Reflections on an Election Season
It’s been said before, but as we come right up to Election Day, it is worth repeating: let’s stop saying we are going to Canada if our candidate doesn’t win. We cannot weasel out of our nationality. Sure, Canada seems like a kinder nation right now, far less polarized than the US, and immune from the lows of this 2016 presidential race, but we are a privileged few who get to even imagine fleeing the country if our candidate doesn’t prevail.
I hope that is no surprise that I find the possibility of a Trump presidency abhorrent. His complete disregard for the people and communities in which we see so much promise, potential, knowledge, and vitality proves that in his world, some lives absolutely matter more than others. If he wins, the lives of people who are the target of his hate – people of color, people living in poverty, immigrants, those who have been in the criminal justice system, women, people who are LGBQT, people who are differently abled -- anyone who does not look/act like him – will worsen. Freedoms and rights will be curtailed, injustice will win out.
A Clinton win, however, will not magically make our problems disappear. There are real issues in the communities that Rubicon serves. Some of these challenges can be addressed with support from agencies like Rubicon and our many community partners who are dedicated to helping people reach their full potential. Other challenges have nothing to do with the actual people living in marginalized communities, but the lens with which outsiders choose to view them. While the rhetoric has not reached Trump-level volume, the seeds are there and they are just as dangerous.

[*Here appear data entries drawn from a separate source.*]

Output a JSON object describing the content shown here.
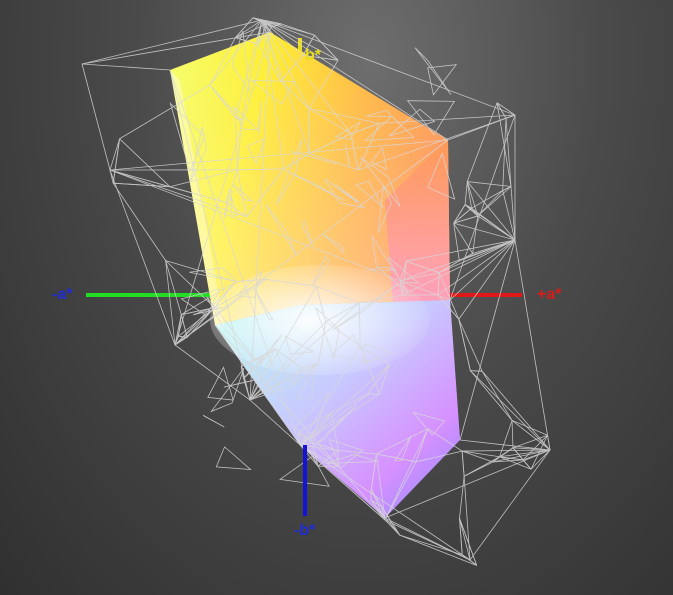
{
  "axes": {
    "neg_a": {
      "label": "-a*",
      "color": "#1f2cd4",
      "line_color": "#22dd22"
    },
    "pos_a": {
      "label": "+a*",
      "color": "#d81b1b",
      "line_color": "#e01818"
    },
    "pos_b": {
      "label": "b*",
      "color": "#e8dd1a",
      "line_color": "#e8dd1a"
    },
    "neg_b": {
      "label": "-b*",
      "color": "#1f2cd4",
      "line_color": "#1414d8"
    }
  },
  "colors": {
    "background": "#3b3b3b",
    "wireframe": "#d8d8d8",
    "yellow": "#ffff2a",
    "orange": "#ff8f4a",
    "pink": "#ff9ad0",
    "magenta": "#ee88ff",
    "blue": "#8a8aff",
    "cyan": "#a8ffe8",
    "white": "#f6f4f0"
  }
}
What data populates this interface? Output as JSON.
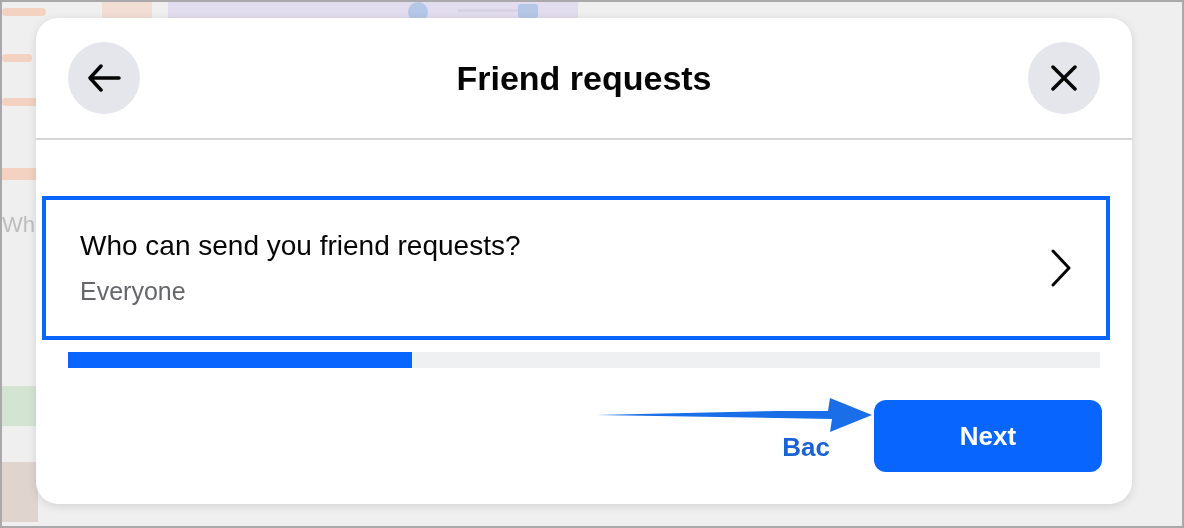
{
  "background": {
    "partial_text": "Wh"
  },
  "dialog": {
    "title": "Friend requests",
    "option": {
      "title": "Who can send you friend requests?",
      "value": "Everyone",
      "selected": true
    },
    "progress": {
      "level": 0.333
    },
    "buttons": [
      {
        "kind": "link",
        "label": "Bac"
      },
      {
        "kind": "primary",
        "label": "Next"
      }
    ],
    "annotation": {
      "kind": "arrow"
    }
  }
}
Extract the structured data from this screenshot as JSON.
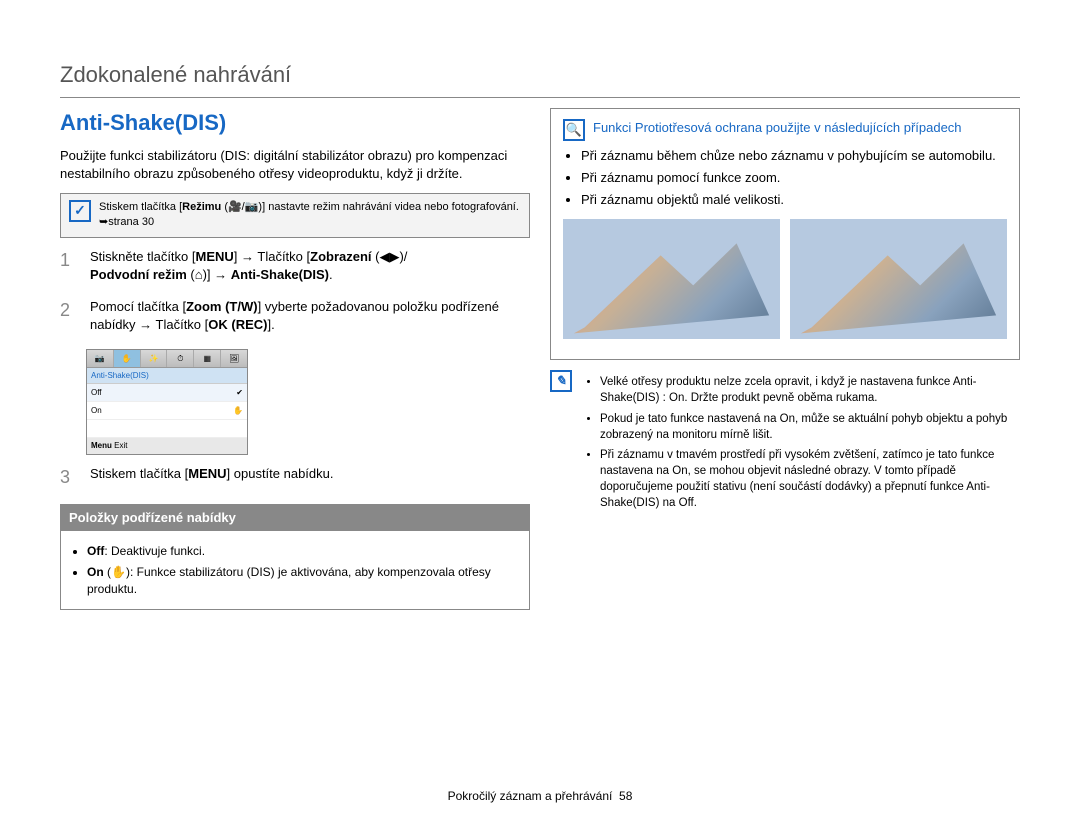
{
  "title": "Zdokonalené nahrávání",
  "section": "Anti-Shake(DIS)",
  "intro": "Použijte funkci stabilizátoru (DIS: digitální stabilizátor obrazu) pro kompenzaci nestabilního obrazu způsobeného otřesy videoproduktu, když ji držíte.",
  "callout": {
    "text1": "Stiskem tlačítka [",
    "bold1": "Režimu",
    "text2": " (🎥/📷)] nastavte režim nahrávání videa nebo fotografování. ➥strana 30"
  },
  "steps": {
    "s1": {
      "num": "1",
      "a": "Stiskněte tlačítko [",
      "b1": "MENU",
      "c": "] → Tlačítko [",
      "b2": "Zobrazení",
      "d": " (◀▶)/",
      "b3": "Podvodní režim",
      "e": " (⌂)] → ",
      "b4": "Anti-Shake(DIS)",
      "f": "."
    },
    "s2": {
      "num": "2",
      "a": "Pomocí tlačítka [",
      "b1": "Zoom (T/W)",
      "c": "] vyberte požadovanou položku podřízené nabídky → Tlačítko [",
      "b2": "OK (REC)",
      "d": "]."
    },
    "s3": {
      "num": "3",
      "a": "Stiskem tlačítka [",
      "b1": "MENU",
      "c": "] opustíte nabídku."
    }
  },
  "menu_sim": {
    "head": "Anti-Shake(DIS)",
    "off": "Off",
    "on": "On",
    "exit_label": "Menu",
    "exit": "Exit"
  },
  "sub": {
    "title": "Položky podřízené nabídky",
    "off_label": "Off",
    "off_desc": ": Deaktivuje funkci.",
    "on_label": "On",
    "on_desc": " (✋): Funkce stabilizátoru (DIS) je aktivována, aby kompenzovala otřesy produktu."
  },
  "right_title": "Funkci Protiotřesová ochrana použijte v následujících případech",
  "right_bullets": [
    "Při záznamu během chůze nebo záznamu v pohybujícím se automobilu.",
    "Při záznamu pomocí funkce zoom.",
    "Při záznamu objektů malé velikosti."
  ],
  "notes": [
    "Velké otřesy produktu nelze zcela opravit, i když je nastavena funkce Anti-Shake(DIS) : On. Držte produkt pevně oběma rukama.",
    "Pokud je tato funkce nastavená na On, může se aktuální pohyb objektu a pohyb zobrazený na monitoru mírně lišit.",
    "Při záznamu v tmavém prostředí při vysokém zvětšení, zatímco je tato funkce nastavena na On, se mohou objevit následné obrazy. V tomto případě doporučujeme použití stativu (není součástí dodávky) a přepnutí funkce Anti-Shake(DIS) na Off."
  ],
  "footer": {
    "label": "Pokročilý záznam a přehrávání",
    "page": "58"
  }
}
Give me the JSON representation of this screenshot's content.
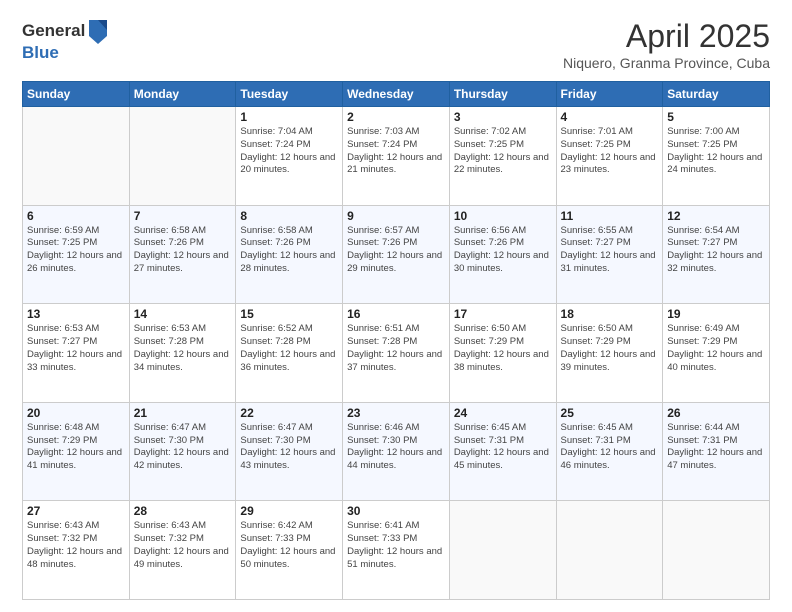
{
  "header": {
    "logo_general": "General",
    "logo_blue": "Blue",
    "month": "April 2025",
    "location": "Niquero, Granma Province, Cuba"
  },
  "days_of_week": [
    "Sunday",
    "Monday",
    "Tuesday",
    "Wednesday",
    "Thursday",
    "Friday",
    "Saturday"
  ],
  "weeks": [
    [
      {
        "day": "",
        "info": ""
      },
      {
        "day": "",
        "info": ""
      },
      {
        "day": "1",
        "info": "Sunrise: 7:04 AM\nSunset: 7:24 PM\nDaylight: 12 hours and 20 minutes."
      },
      {
        "day": "2",
        "info": "Sunrise: 7:03 AM\nSunset: 7:24 PM\nDaylight: 12 hours and 21 minutes."
      },
      {
        "day": "3",
        "info": "Sunrise: 7:02 AM\nSunset: 7:25 PM\nDaylight: 12 hours and 22 minutes."
      },
      {
        "day": "4",
        "info": "Sunrise: 7:01 AM\nSunset: 7:25 PM\nDaylight: 12 hours and 23 minutes."
      },
      {
        "day": "5",
        "info": "Sunrise: 7:00 AM\nSunset: 7:25 PM\nDaylight: 12 hours and 24 minutes."
      }
    ],
    [
      {
        "day": "6",
        "info": "Sunrise: 6:59 AM\nSunset: 7:25 PM\nDaylight: 12 hours and 26 minutes."
      },
      {
        "day": "7",
        "info": "Sunrise: 6:58 AM\nSunset: 7:26 PM\nDaylight: 12 hours and 27 minutes."
      },
      {
        "day": "8",
        "info": "Sunrise: 6:58 AM\nSunset: 7:26 PM\nDaylight: 12 hours and 28 minutes."
      },
      {
        "day": "9",
        "info": "Sunrise: 6:57 AM\nSunset: 7:26 PM\nDaylight: 12 hours and 29 minutes."
      },
      {
        "day": "10",
        "info": "Sunrise: 6:56 AM\nSunset: 7:26 PM\nDaylight: 12 hours and 30 minutes."
      },
      {
        "day": "11",
        "info": "Sunrise: 6:55 AM\nSunset: 7:27 PM\nDaylight: 12 hours and 31 minutes."
      },
      {
        "day": "12",
        "info": "Sunrise: 6:54 AM\nSunset: 7:27 PM\nDaylight: 12 hours and 32 minutes."
      }
    ],
    [
      {
        "day": "13",
        "info": "Sunrise: 6:53 AM\nSunset: 7:27 PM\nDaylight: 12 hours and 33 minutes."
      },
      {
        "day": "14",
        "info": "Sunrise: 6:53 AM\nSunset: 7:28 PM\nDaylight: 12 hours and 34 minutes."
      },
      {
        "day": "15",
        "info": "Sunrise: 6:52 AM\nSunset: 7:28 PM\nDaylight: 12 hours and 36 minutes."
      },
      {
        "day": "16",
        "info": "Sunrise: 6:51 AM\nSunset: 7:28 PM\nDaylight: 12 hours and 37 minutes."
      },
      {
        "day": "17",
        "info": "Sunrise: 6:50 AM\nSunset: 7:29 PM\nDaylight: 12 hours and 38 minutes."
      },
      {
        "day": "18",
        "info": "Sunrise: 6:50 AM\nSunset: 7:29 PM\nDaylight: 12 hours and 39 minutes."
      },
      {
        "day": "19",
        "info": "Sunrise: 6:49 AM\nSunset: 7:29 PM\nDaylight: 12 hours and 40 minutes."
      }
    ],
    [
      {
        "day": "20",
        "info": "Sunrise: 6:48 AM\nSunset: 7:29 PM\nDaylight: 12 hours and 41 minutes."
      },
      {
        "day": "21",
        "info": "Sunrise: 6:47 AM\nSunset: 7:30 PM\nDaylight: 12 hours and 42 minutes."
      },
      {
        "day": "22",
        "info": "Sunrise: 6:47 AM\nSunset: 7:30 PM\nDaylight: 12 hours and 43 minutes."
      },
      {
        "day": "23",
        "info": "Sunrise: 6:46 AM\nSunset: 7:30 PM\nDaylight: 12 hours and 44 minutes."
      },
      {
        "day": "24",
        "info": "Sunrise: 6:45 AM\nSunset: 7:31 PM\nDaylight: 12 hours and 45 minutes."
      },
      {
        "day": "25",
        "info": "Sunrise: 6:45 AM\nSunset: 7:31 PM\nDaylight: 12 hours and 46 minutes."
      },
      {
        "day": "26",
        "info": "Sunrise: 6:44 AM\nSunset: 7:31 PM\nDaylight: 12 hours and 47 minutes."
      }
    ],
    [
      {
        "day": "27",
        "info": "Sunrise: 6:43 AM\nSunset: 7:32 PM\nDaylight: 12 hours and 48 minutes."
      },
      {
        "day": "28",
        "info": "Sunrise: 6:43 AM\nSunset: 7:32 PM\nDaylight: 12 hours and 49 minutes."
      },
      {
        "day": "29",
        "info": "Sunrise: 6:42 AM\nSunset: 7:33 PM\nDaylight: 12 hours and 50 minutes."
      },
      {
        "day": "30",
        "info": "Sunrise: 6:41 AM\nSunset: 7:33 PM\nDaylight: 12 hours and 51 minutes."
      },
      {
        "day": "",
        "info": ""
      },
      {
        "day": "",
        "info": ""
      },
      {
        "day": "",
        "info": ""
      }
    ]
  ]
}
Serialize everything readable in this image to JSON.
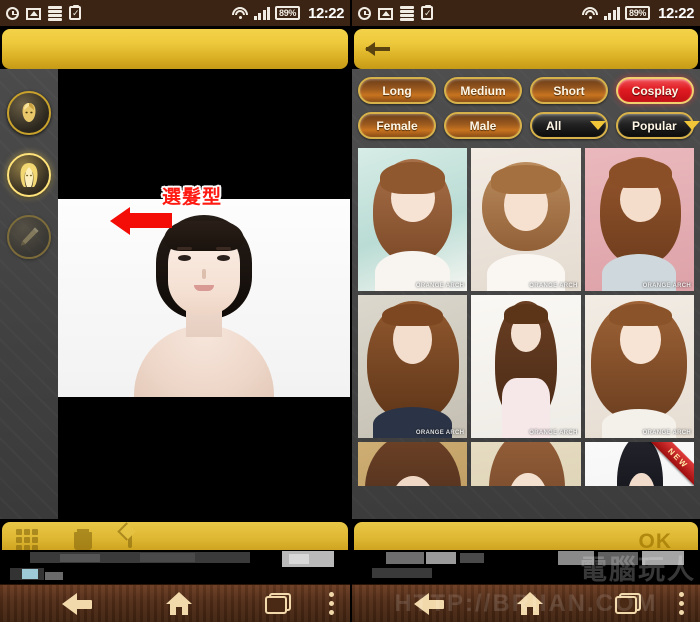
{
  "status_bar": {
    "icons": [
      "alarm-icon",
      "gallery-icon",
      "stack-icon",
      "clipboard-check-icon"
    ],
    "wifi_icon": "wifi-icon",
    "signal_icon": "signal-bars-icon",
    "battery_text": "89%",
    "clock": "12:22"
  },
  "left_panel": {
    "tools": [
      {
        "name": "face-shape-tool",
        "label": "Face",
        "state": "normal"
      },
      {
        "name": "hairstyle-tool",
        "label": "Hairstyle",
        "state": "active"
      },
      {
        "name": "edit-pen-tool",
        "label": "Edit",
        "state": "disabled"
      }
    ],
    "annotation_text": "選髮型",
    "bottom_toolbar": {
      "grid_label": "Gallery",
      "trash_label": "Delete",
      "share_label": "Save"
    }
  },
  "right_panel": {
    "back_label": "Back",
    "filters": [
      {
        "label": "Long",
        "selected": false,
        "dropdown": false
      },
      {
        "label": "Medium",
        "selected": false,
        "dropdown": false
      },
      {
        "label": "Short",
        "selected": false,
        "dropdown": false
      },
      {
        "label": "Cosplay",
        "selected": true,
        "dropdown": false
      },
      {
        "label": "Female",
        "selected": false,
        "dropdown": false
      },
      {
        "label": "Male",
        "selected": false,
        "dropdown": false
      },
      {
        "label": "All",
        "selected": false,
        "dropdown": true
      },
      {
        "label": "Popular",
        "selected": false,
        "dropdown": true
      }
    ],
    "ok_label": "OK",
    "thumbnails": [
      {
        "id": 1,
        "watermark": "ORANGE ARCH",
        "badge": null,
        "hair": "#8b5a33",
        "bg": "#cfe6e2"
      },
      {
        "id": 2,
        "watermark": "ORANGE ARCH",
        "badge": null,
        "hair": "#a87c4e",
        "bg": "#efe7de"
      },
      {
        "id": 3,
        "watermark": "ORANGE ARCH",
        "badge": null,
        "hair": "#7d4a28",
        "bg": "#e7b9bd"
      },
      {
        "id": 4,
        "watermark": "ORANGE ARCH",
        "badge": null,
        "hair": "#7b4a2c",
        "bg": "#d8d3c9"
      },
      {
        "id": 5,
        "watermark": "ORANGE ARCH",
        "badge": null,
        "hair": "#5d3620",
        "bg": "#f4f1ec"
      },
      {
        "id": 6,
        "watermark": "ORANGE ARCH",
        "badge": null,
        "hair": "#8c5730",
        "bg": "#efe9e2"
      },
      {
        "id": 7,
        "watermark": "",
        "badge": null,
        "hair": "#5d3a24",
        "bg": "#c9a870"
      },
      {
        "id": 8,
        "watermark": "",
        "badge": null,
        "hair": "#8a5a33",
        "bg": "#e0d3b8"
      },
      {
        "id": 9,
        "watermark": "",
        "badge": "NEW",
        "hair": "#1c1c22",
        "bg": "#f2f2f2"
      }
    ]
  },
  "nav_bar": {
    "back_label": "Back",
    "home_label": "Home",
    "recents_label": "Recents",
    "menu_label": "Menu"
  },
  "watermarks": {
    "url": "HTTP://BRIIAN.COM",
    "site_cn": "電腦玩人"
  },
  "colors": {
    "status_bar_bg": "#3b2414",
    "gold_bar": "#e8c647",
    "panel_bg": "#444444",
    "accent_red": "#e01b22",
    "nav_bar_bg": "#512c17",
    "annotation_red": "#ff1a12"
  }
}
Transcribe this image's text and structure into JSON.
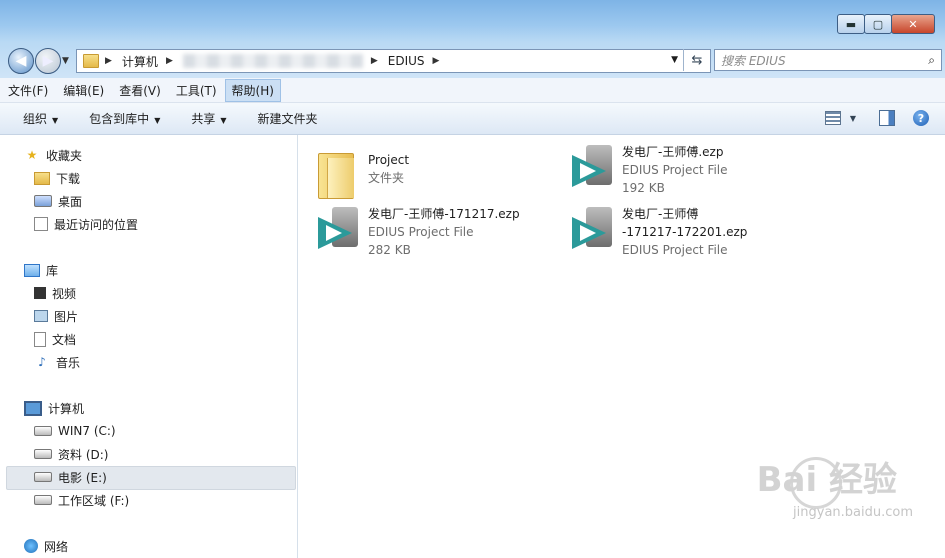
{
  "titlebar": {
    "min": "▬",
    "max": "▢",
    "close": "✕"
  },
  "address": {
    "crumbs": [
      "计算机",
      "EDIUS"
    ],
    "search_placeholder": "搜索 EDIUS"
  },
  "menus": [
    "文件(F)",
    "编辑(E)",
    "查看(V)",
    "工具(T)",
    "帮助(H)"
  ],
  "toolbar": {
    "organize": "组织",
    "include": "包含到库中",
    "share": "共享",
    "new_folder": "新建文件夹"
  },
  "sidebar": {
    "favorites": "收藏夹",
    "downloads": "下载",
    "desktop": "桌面",
    "recent": "最近访问的位置",
    "libraries": "库",
    "videos": "视频",
    "pictures": "图片",
    "documents": "文档",
    "music": "音乐",
    "computer": "计算机",
    "drive_c": "WIN7 (C:)",
    "drive_d": "资料 (D:)",
    "drive_e": "电影 (E:)",
    "drive_f": "工作区域 (F:)",
    "network": "网络"
  },
  "files": [
    {
      "name": "Project",
      "type": "文件夹",
      "size": ""
    },
    {
      "name": "发电厂-王师傅.ezp",
      "type": "EDIUS Project File",
      "size": "192 KB"
    },
    {
      "name": "发电厂-王师傅-171217.ezp",
      "type": "EDIUS Project File",
      "size": "282 KB"
    },
    {
      "name": "发电厂-王师傅",
      "name2": "-171217-172201.ezp",
      "type": "EDIUS Project File",
      "size": ""
    }
  ],
  "watermark": {
    "brand": "Bai  经验",
    "url": "jingyan.baidu.com"
  }
}
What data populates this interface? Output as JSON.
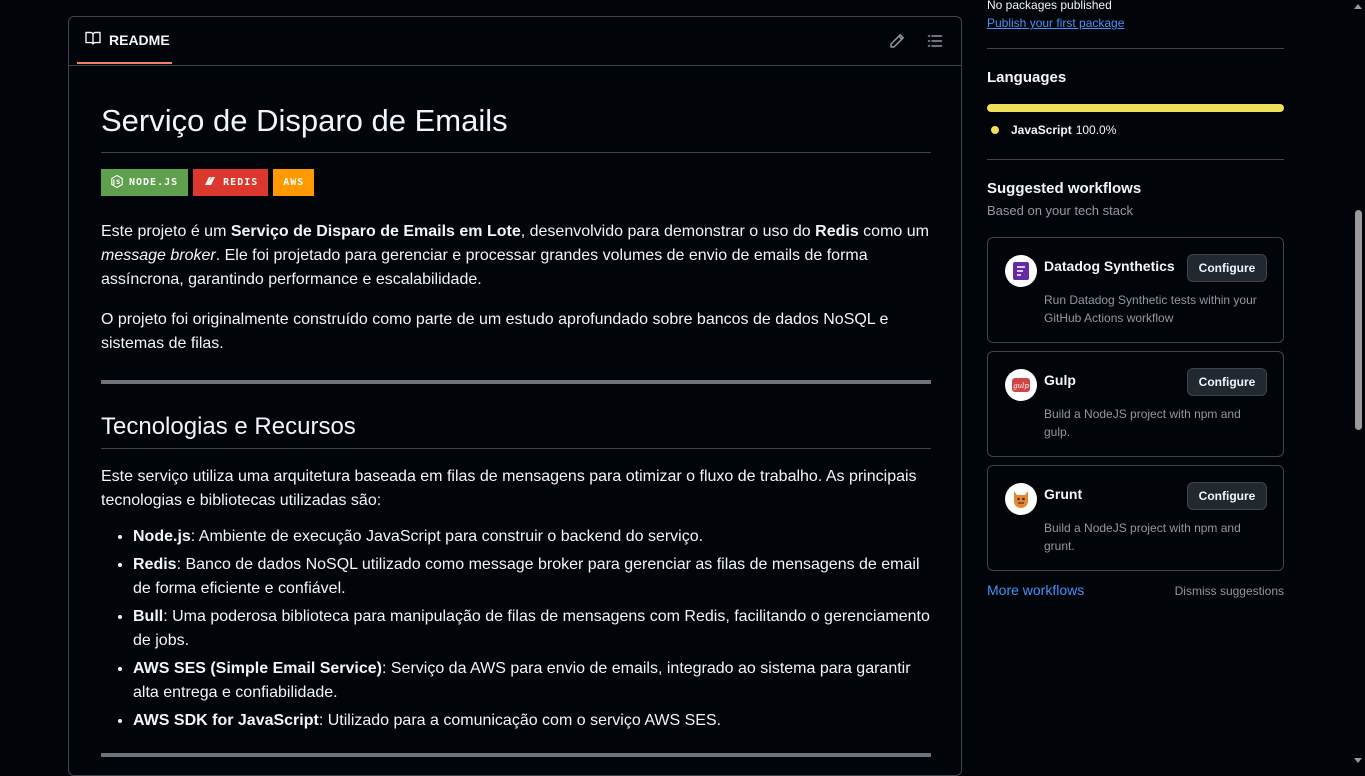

Over late September and early October, Buzzfeed, Fortune, the New York Post and Bay Area NPR affiliate KQED covered a story on unsafe working conditions and incidents of violence at Blue Apron’s Richmond, CA and Jersey City, NJ warehouse facilities. Despite the obvious irony of low wage workers packaging gourmet meals in dangerous working conditions for well paid professionals, the reporting in all of the coverage seemed very comfortable with the tired trope that places the blame for Blue Apron’s workplace safety violations and violence on the shoulders of its local workforce.
The Buzzfeed article describes people hired at Blue Apron’s Richmond facility as ‘ex-con’s[sic], parolees, and gang members’, and with the exception of its geographical merits, Richmond is reduced to, “a challenged town” with a “fairly high crime rate” and a “history of gang violence.” Not only is this a narrow view, it is at odds with the realities of other successful warehouse businesses in Richmond. The article notes that HelloFresh, Grace Baking, Richmond Wholesale Meat Warehouse, CostCo, Delmonte Fresh, Safeway Bread Baking, all of whom have facilities near Blue Apron’s, do not have the same problems with workplace safety and violence.
It is worth noting that the company also was cited for similar problems at the Jersey City location. Think about it -- two facilities nearly 3,000 miles apart, each experiencing high rates of violence and workplace safety hazards. Let’s not scapegoat the employees.
On the surface, this may seem small, but the implications are bigger. How willing are we to nod knowingly when we see the words “violence” and “ex-con” together in a story about workplace problems? Is it the same instinct that has drawn so many people to the idea our inner-cities and immigrants, are people and places to be feared? They are both about other-ing, about disregard and enmity for people other than one’s own, about blaming people who have little power. One could say they are both about refuting our higher angels.
This is what I come to – that it is incumbent on us to keep up the struggle – to stay in the US, speak truth, shine a light on what’s right, believe in the potential of all people, and have hope for a more just tomorrow.
Read the Blue Apron coverage: